- **PROBLEM TO SOLVE**
Scan the records below and copy every line that contains the string "camera".

- **DATA UNDER STUDY**

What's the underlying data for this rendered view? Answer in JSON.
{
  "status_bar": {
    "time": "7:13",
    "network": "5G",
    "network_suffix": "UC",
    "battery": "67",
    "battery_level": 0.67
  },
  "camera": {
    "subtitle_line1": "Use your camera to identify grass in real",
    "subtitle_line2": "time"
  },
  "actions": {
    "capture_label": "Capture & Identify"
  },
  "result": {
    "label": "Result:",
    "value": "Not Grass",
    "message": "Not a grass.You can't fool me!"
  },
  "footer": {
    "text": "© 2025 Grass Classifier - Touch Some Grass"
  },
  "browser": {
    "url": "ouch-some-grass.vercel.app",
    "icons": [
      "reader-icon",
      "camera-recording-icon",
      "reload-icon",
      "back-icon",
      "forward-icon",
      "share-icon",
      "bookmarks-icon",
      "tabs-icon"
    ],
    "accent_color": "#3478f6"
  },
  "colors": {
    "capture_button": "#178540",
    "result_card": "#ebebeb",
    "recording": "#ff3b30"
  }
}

- **SOLUTION**
  "camera": {
    "subtitle_line1": "Use your camera to identify grass in real",
      "camera-recording-icon",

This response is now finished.